THE News of the World may have printed the final edition in its 168-year-old history but the political maelstrom raging around the phone hacking scandal continues to gather pace.
Rupert Murdoch flew into the UK yesterday for emergency talks with Rebekah Brooks, head of his UK newspaper business News International, amid growing concerns the scandal could scupper his multi-billion pound bid for BSkyB.
Following their meeting, Murdoch left his London home in St James’s with his arm around the former News of the World editor. When asked by reporters what his top priority was, Murdoch replied “This one,” pointing to Brooks.
The decision to stand by Brooks appears to leave Murdoch increasingly isolated in political circles. David Cameron has suggested her resignation should have been accepted and yesterday Labour leader Ed Miliband reiterated his view that Brooks should stand down.
Pressure on her will only intensify when, as is widely expected, she is questioned by police this week. Sources close to News International have denied she will be arrested, telling City A.M. she will be interviewed as a witness.
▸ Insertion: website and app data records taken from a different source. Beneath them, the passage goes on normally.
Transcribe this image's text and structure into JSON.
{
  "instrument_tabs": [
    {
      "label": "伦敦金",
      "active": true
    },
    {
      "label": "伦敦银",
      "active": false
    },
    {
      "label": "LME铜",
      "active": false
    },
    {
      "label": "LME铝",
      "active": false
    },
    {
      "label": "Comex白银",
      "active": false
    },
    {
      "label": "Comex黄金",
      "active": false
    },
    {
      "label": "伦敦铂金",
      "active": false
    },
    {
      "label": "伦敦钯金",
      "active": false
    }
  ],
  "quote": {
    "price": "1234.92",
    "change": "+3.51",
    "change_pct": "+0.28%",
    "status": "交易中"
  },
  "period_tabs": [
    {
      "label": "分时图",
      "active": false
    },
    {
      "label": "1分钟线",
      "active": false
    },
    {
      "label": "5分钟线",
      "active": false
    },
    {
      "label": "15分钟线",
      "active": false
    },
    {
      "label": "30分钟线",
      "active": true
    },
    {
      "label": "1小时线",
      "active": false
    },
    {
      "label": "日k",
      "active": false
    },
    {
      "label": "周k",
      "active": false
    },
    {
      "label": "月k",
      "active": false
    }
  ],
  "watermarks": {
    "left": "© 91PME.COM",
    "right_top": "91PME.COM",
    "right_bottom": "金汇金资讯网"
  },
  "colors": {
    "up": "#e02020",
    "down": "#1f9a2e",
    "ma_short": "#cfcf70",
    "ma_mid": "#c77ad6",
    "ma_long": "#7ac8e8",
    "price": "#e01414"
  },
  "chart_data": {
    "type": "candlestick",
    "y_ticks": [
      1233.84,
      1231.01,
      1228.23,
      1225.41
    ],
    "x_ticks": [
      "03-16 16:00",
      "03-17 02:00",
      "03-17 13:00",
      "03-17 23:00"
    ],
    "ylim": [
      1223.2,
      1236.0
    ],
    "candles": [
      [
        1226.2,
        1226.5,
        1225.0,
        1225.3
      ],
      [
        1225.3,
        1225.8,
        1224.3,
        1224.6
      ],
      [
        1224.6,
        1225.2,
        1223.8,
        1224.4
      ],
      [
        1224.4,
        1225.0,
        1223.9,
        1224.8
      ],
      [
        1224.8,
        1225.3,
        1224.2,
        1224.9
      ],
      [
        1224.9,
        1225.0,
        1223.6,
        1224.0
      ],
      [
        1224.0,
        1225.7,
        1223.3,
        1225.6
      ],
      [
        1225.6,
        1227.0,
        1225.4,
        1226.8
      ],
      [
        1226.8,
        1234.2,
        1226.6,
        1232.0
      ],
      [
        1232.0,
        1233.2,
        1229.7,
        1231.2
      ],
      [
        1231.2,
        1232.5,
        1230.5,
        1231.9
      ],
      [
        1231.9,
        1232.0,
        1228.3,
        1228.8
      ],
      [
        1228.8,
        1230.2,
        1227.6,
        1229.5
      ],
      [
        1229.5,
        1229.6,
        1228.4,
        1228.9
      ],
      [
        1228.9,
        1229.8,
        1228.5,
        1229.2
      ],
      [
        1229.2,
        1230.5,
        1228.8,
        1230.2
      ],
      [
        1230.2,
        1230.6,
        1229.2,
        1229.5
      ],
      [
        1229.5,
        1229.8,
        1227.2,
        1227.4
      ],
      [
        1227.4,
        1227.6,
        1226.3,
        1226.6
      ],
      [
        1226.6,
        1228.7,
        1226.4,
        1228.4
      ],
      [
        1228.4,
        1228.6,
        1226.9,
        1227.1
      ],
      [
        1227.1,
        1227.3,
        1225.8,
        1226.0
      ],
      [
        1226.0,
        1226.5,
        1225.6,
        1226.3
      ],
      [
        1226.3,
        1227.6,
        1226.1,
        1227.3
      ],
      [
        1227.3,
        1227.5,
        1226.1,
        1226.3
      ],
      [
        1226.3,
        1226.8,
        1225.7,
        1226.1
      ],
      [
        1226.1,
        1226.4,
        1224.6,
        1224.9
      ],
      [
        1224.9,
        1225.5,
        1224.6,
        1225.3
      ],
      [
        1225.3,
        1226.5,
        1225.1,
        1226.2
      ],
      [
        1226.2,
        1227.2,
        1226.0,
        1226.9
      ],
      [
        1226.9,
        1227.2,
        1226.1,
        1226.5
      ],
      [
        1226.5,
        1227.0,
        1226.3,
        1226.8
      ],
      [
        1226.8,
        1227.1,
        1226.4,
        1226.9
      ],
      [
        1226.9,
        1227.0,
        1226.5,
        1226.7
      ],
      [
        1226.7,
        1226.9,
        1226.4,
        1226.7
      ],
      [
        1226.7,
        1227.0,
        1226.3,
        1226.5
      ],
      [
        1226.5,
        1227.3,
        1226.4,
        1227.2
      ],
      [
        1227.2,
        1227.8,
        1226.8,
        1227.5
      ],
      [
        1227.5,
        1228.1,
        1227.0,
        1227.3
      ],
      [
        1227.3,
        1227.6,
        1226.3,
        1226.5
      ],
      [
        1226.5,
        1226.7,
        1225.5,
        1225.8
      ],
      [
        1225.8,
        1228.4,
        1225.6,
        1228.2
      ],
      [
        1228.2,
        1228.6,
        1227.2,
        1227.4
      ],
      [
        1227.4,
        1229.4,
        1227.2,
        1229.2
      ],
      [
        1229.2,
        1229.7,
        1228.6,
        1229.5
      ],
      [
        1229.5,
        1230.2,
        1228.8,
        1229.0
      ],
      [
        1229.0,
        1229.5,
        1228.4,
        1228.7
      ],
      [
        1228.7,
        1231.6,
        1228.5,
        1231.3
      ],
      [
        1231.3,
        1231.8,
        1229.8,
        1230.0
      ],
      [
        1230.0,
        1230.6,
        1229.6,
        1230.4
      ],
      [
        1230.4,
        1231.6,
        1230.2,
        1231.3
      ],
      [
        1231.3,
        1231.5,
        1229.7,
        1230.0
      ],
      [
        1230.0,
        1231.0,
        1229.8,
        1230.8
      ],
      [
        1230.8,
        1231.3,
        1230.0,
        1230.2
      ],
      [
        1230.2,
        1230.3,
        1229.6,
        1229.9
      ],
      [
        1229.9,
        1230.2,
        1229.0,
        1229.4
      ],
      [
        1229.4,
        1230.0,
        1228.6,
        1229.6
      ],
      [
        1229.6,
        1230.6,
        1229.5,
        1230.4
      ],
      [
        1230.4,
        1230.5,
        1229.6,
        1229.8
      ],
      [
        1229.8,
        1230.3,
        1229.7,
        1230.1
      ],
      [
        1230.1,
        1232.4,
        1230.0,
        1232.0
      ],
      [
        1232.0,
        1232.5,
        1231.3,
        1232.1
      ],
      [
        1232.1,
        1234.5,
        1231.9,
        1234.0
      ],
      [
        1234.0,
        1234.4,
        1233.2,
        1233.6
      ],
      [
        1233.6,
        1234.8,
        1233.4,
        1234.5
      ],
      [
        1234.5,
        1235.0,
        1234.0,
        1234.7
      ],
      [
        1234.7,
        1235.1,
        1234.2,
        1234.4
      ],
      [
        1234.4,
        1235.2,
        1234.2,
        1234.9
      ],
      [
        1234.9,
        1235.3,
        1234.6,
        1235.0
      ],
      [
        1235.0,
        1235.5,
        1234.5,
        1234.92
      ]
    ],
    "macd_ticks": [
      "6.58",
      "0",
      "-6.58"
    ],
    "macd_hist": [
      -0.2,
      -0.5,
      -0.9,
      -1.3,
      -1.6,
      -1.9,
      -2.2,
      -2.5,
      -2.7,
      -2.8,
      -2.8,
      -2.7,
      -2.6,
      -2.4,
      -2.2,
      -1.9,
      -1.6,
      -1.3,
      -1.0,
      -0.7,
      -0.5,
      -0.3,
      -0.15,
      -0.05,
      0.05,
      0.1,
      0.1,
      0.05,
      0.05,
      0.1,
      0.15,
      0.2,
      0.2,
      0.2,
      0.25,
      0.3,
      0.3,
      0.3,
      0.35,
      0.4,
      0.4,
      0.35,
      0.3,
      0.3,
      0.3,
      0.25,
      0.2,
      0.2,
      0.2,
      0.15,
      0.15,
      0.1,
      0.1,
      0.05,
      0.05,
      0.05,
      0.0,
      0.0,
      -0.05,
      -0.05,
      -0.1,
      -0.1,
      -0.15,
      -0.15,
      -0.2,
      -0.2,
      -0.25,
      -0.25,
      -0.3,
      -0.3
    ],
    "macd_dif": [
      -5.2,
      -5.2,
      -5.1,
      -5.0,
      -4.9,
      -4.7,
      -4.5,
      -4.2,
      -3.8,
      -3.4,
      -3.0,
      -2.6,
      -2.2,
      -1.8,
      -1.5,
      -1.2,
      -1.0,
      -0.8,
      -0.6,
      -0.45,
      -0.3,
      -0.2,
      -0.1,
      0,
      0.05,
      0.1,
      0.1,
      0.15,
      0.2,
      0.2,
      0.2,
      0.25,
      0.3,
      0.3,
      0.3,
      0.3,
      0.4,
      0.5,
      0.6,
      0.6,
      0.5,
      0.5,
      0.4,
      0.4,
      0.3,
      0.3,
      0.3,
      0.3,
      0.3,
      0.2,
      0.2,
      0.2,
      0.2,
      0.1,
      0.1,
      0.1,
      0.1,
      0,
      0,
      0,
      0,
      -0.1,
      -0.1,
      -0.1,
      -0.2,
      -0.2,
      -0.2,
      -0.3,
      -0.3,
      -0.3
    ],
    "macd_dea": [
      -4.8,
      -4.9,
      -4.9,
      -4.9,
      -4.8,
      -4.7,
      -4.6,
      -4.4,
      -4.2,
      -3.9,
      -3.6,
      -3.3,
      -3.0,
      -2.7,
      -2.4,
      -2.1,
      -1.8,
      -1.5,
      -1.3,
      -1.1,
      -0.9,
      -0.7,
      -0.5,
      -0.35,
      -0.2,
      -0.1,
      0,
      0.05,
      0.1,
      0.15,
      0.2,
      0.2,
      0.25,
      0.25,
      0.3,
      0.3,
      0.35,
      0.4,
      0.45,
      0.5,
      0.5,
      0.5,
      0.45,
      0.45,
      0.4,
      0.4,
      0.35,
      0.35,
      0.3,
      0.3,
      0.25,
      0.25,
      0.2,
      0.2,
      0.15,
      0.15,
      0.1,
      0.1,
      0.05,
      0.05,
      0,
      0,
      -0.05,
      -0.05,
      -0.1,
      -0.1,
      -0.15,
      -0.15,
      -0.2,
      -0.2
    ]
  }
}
Key Murdoch ally Les Hinton also faces tough questions over whether he saw a 2007 report that suggested widespread phone hacking before he denied this to parliament.
The negative publicity continues to taint Murdoch’s proposed bid for Sky. Miliband yesterday said he will attempt to force a parliamentary vote to delay the bid while police ramp up their investigation into illegal phone hacking and allegations of bribes paid to serving officers.
The Labour proposal appeared to attract support from senior Lib Dems Chris Huhne and Simon Hughes, who said they may break from the coalition line providing Miliband’s motion is not overly partisan. Deputy prime minister and Lib Dem leader Nick Clegg is expected to give his party the green light to vote for the delay later today.
Huhne also confirmed that Clegg warned Cameron about the potential risks of hiring former News of the World editor Andy Coulson as his director of communications. Coulson was arrested last week over allegations he signed off payments to police officers and had knowledge of the phone hacking culture at the newspaper.
Culture minister Jeremy Hunt has already signalled his decision on whether concerns over media plurality have been met will now be delayed by weeks, after receiving a record number of consultation submissions.
Sky shares have slumped 12 per cent since the start of this month on fears News Corp’s bid for the 61 per cent of Sky it does not already own could be halted.
Further phone hacking arrests are expected in the coming days, with sources saying up to 12 people could be brought before police.
At least four serving officers are thought to have been identified as having accepted bribes from reporters or private investigators.
The sentimental final edition of the News of the World, which featured the headline “Thank you and goodbye” overlaid on past front pages, did not suffer from the widely mooted boycott. Circulation for the paper was expected to fall by as much as half but industry watchers now expect it to have pulled in more than 3.5m readers. Additional reporting by Richard Partington.